- [GIVEN INFORMATION]
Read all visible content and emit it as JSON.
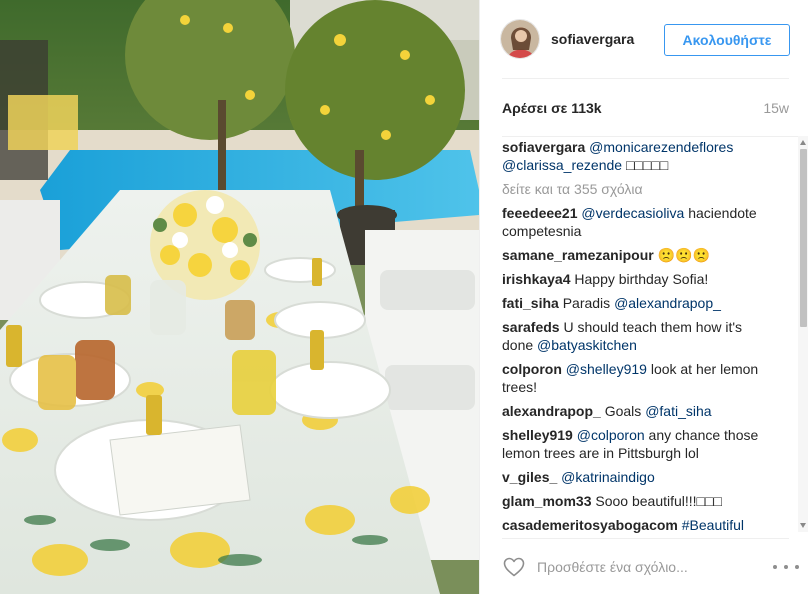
{
  "post": {
    "username": "sofiavergara",
    "follow_label": "Ακολουθήστε",
    "likes": "Αρέσει σε 113k",
    "time_ago": "15w",
    "caption": {
      "user": "sofiavergara",
      "mention1": "@monicarezendeflores",
      "mention2": "@clarissa_rezende",
      "emojis": "□□□□□"
    },
    "view_all_comments": "δείτε και τα 355 σχόλια"
  },
  "comments": [
    {
      "user": "feeedeee21",
      "mention": "@verdecasioliva",
      "text": " haciendote competesnia"
    },
    {
      "user": "samane_ramezanipour",
      "mention": "",
      "text": " 🙁🙁🙁"
    },
    {
      "user": "irishkaya4",
      "mention": "",
      "text": " Happy birthday Sofia!"
    },
    {
      "user": "fati_siha",
      "mention": "",
      "text": " Paradis ",
      "mention_after": "@alexandrapop_"
    },
    {
      "user": "sarafeds",
      "mention": "",
      "text": " U should teach them how it's done ",
      "mention_after": "@batyaskitchen"
    },
    {
      "user": "colporon",
      "mention": "@shelley919",
      "text": " look at her lemon trees!"
    },
    {
      "user": "alexandrapop_",
      "mention": "",
      "text": " Goals ",
      "mention_after": "@fati_siha"
    },
    {
      "user": "shelley919",
      "mention": "@colporon",
      "text": " any chance those lemon trees are in Pittsburgh lol"
    },
    {
      "user": "v_giles_",
      "mention": "@katrinaindigo",
      "text": ""
    },
    {
      "user": "glam_mom33",
      "mention": "",
      "text": " Sooo beautiful!!!□□□"
    },
    {
      "user": "casademeritosyabogacom",
      "mention": "#Beautiful",
      "text": ""
    }
  ],
  "composer": {
    "placeholder": "Προσθέστε ένα σχόλιο..."
  },
  "icons": {
    "like": "heart-outline-icon",
    "more": "more-options-icon"
  },
  "colors": {
    "accent": "#3897f0",
    "link": "#003569",
    "muted": "#999999"
  }
}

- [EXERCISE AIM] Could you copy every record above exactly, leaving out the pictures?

- [RESPONSE AREA]
Read all visible content and emit it as JSON.
{
  "post": {
    "username": "sofiavergara",
    "follow_label": "Ακολουθήστε",
    "likes": "Αρέσει σε 113k",
    "time_ago": "15w",
    "caption": {
      "user": "sofiavergara",
      "mention1": "@monicarezendeflores",
      "mention2": "@clarissa_rezende",
      "emojis": "□□□□□"
    },
    "view_all_comments": "δείτε και τα 355 σχόλια"
  },
  "comments": [
    {
      "user": "feeedeee21",
      "mention": "@verdecasioliva",
      "text": " haciendote competesnia"
    },
    {
      "user": "samane_ramezanipour",
      "mention": "",
      "text": " 🙁🙁🙁"
    },
    {
      "user": "irishkaya4",
      "mention": "",
      "text": " Happy birthday Sofia!"
    },
    {
      "user": "fati_siha",
      "mention": "",
      "text": " Paradis ",
      "mention_after": "@alexandrapop_"
    },
    {
      "user": "sarafeds",
      "mention": "",
      "text": " U should teach them how it's done ",
      "mention_after": "@batyaskitchen"
    },
    {
      "user": "colporon",
      "mention": "@shelley919",
      "text": " look at her lemon trees!"
    },
    {
      "user": "alexandrapop_",
      "mention": "",
      "text": " Goals ",
      "mention_after": "@fati_siha"
    },
    {
      "user": "shelley919",
      "mention": "@colporon",
      "text": " any chance those lemon trees are in Pittsburgh lol"
    },
    {
      "user": "v_giles_",
      "mention": "@katrinaindigo",
      "text": ""
    },
    {
      "user": "glam_mom33",
      "mention": "",
      "text": " Sooo beautiful!!!□□□"
    },
    {
      "user": "casademeritosyabogacom",
      "mention": "#Beautiful",
      "text": ""
    }
  ],
  "composer": {
    "placeholder": "Προσθέστε ένα σχόλιο..."
  },
  "icons": {
    "like": "heart-outline-icon",
    "more": "more-options-icon"
  },
  "colors": {
    "accent": "#3897f0",
    "link": "#003569",
    "muted": "#999999"
  }
}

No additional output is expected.